            But he is useless at the blocking and tackling of being governor. He is too busy playing political games to show his manliness.

            Though I would take him in a heartbeat over little Giuliani.

    14. Brenda says:

      Why do we need a boat basin?

    15. Irate Partisan says:

      I wish they’d let it continue to deteriorate! Why this obsession with upkeep?

    16. Kevin Schultz says:

      I’m a private boat owner and I think it’s not well understood when discussing this project just how much this marina undershoots the market rate for dockage. The comparison is not apartment rent, because living aboard a boat is not like living in an apartment. The price is usually based on the length of the boat. 79th street boat basin charges $120/ft for the season, so a typical live aboard is paying ~$5,000 a year.
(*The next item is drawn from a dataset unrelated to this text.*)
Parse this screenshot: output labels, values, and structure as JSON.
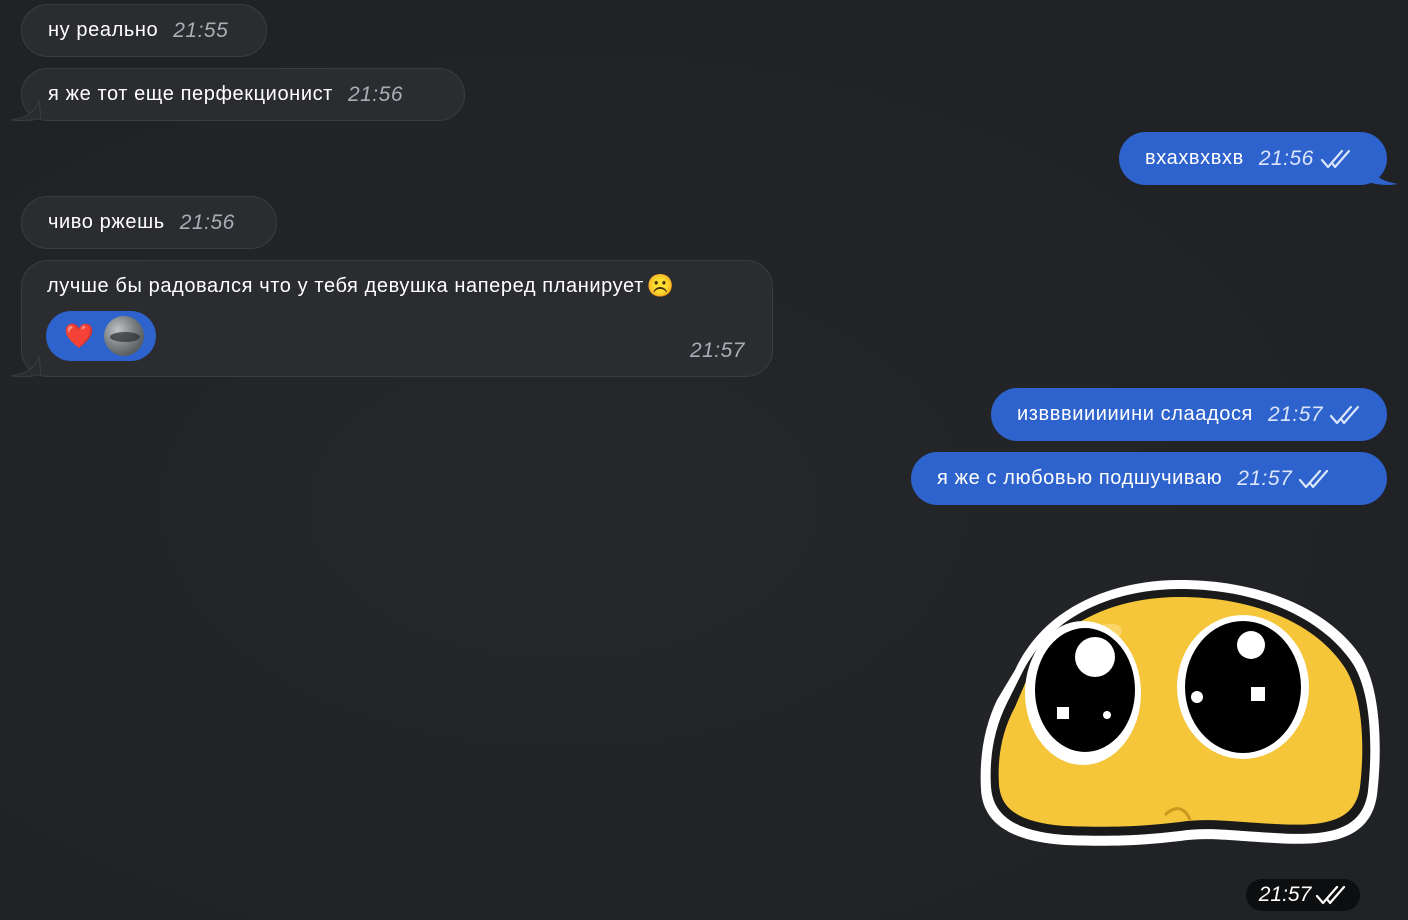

Over at Liberty Harbor Marina in Jersey City they charge $285/ft so the equivalent boat would be paying ~$12,000 a year. That’s a pretty big difference. There’s a reason the wait list for the 79th street marina is so long. I personally think the marina should break even, I’m not sure why it’s in the public interest to subsidize a hobby like boating, and I say that as someone who enjoys the hobby of boating. If dockage fees were closer to market rate paying back that $90M cost would be a lot more plausible.

      • Leon says:

        Thank you. These are valuable data points and I appreciate your perspective on this. I completely agree. This doesn’t need to be a cash cow, but it also shouldn’t be a big money loser either.

    17. UWSConcerned says:

      Why on earth is the city spending $90 million on this? It is subsidized boat parking for a few dozen boats. There are far more deserving projects of taxpayer money, including ones that could actually generate a return or have an impact on a much greater number of people for the money spent.

    18. K. Roberts says:

      this is the chance to extend the ferry service network to include the UWS with stops in the boat basin and 125th.

    19. Joe says:

      While they’re at it, can they please make fixes to the greenway in that area, so that we can remove the absurd and unsafe bike detour that was put in place there?